I relate a lot to the book The One Thing, by Gary Keller and Jay Papasan. In it, they remind us to focus on the one thing that matters most. The first section of the book confronts various lies we accept as truth, which serve to distract us from our one thing. One of those lies is that success requires self-discipline. It turns out this is a myth.
I consider myself fairly disciplined so this chapter got my attention. The truth is we don’t need to live a marathon life of self-discipline. We only need enough discipline to form a habit. I never thought of it this way, but it does make a lot of sense. A long time ago I developed a habit to write every day. Now I don’t need the self-discipline to do it.
Each morning I do not have to dig into some inner reserve to conjure up enough motivation to spend time writing. I wake up; I get up; I write. I don’t even think about it. I just do it. It’s a habit.
Though I did need the self-discipline to do this for a time, I no longer need it. I have formed a habit. I get up and start writing without thinking about it. It requires little willpower because I have made writing a habit. I have formed a “success habit”—no self-discipline required.
[bctt tweet=”We only need enough self-discipline to form a habit.” username=”Peter_DeHaan”]

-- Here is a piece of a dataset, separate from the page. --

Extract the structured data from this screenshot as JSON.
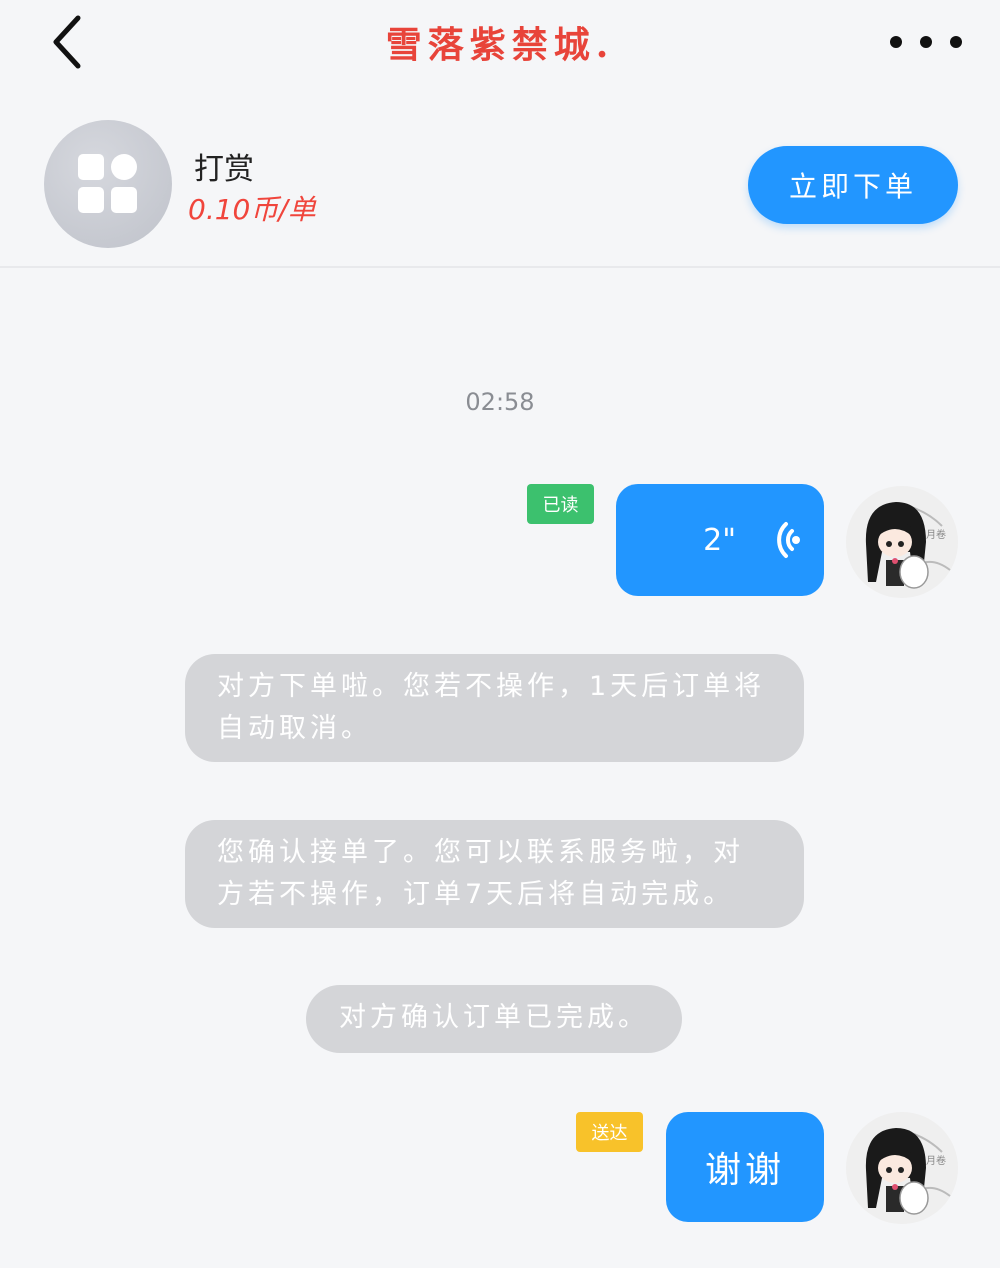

Having now formed the habit of writing every morning, I can shift my limited reserve of self-discipline towards developing another habit. It might relate to writing or it might not. The point is we only have so much self-discipline. If we use it wisely, we form habits that no longer require it.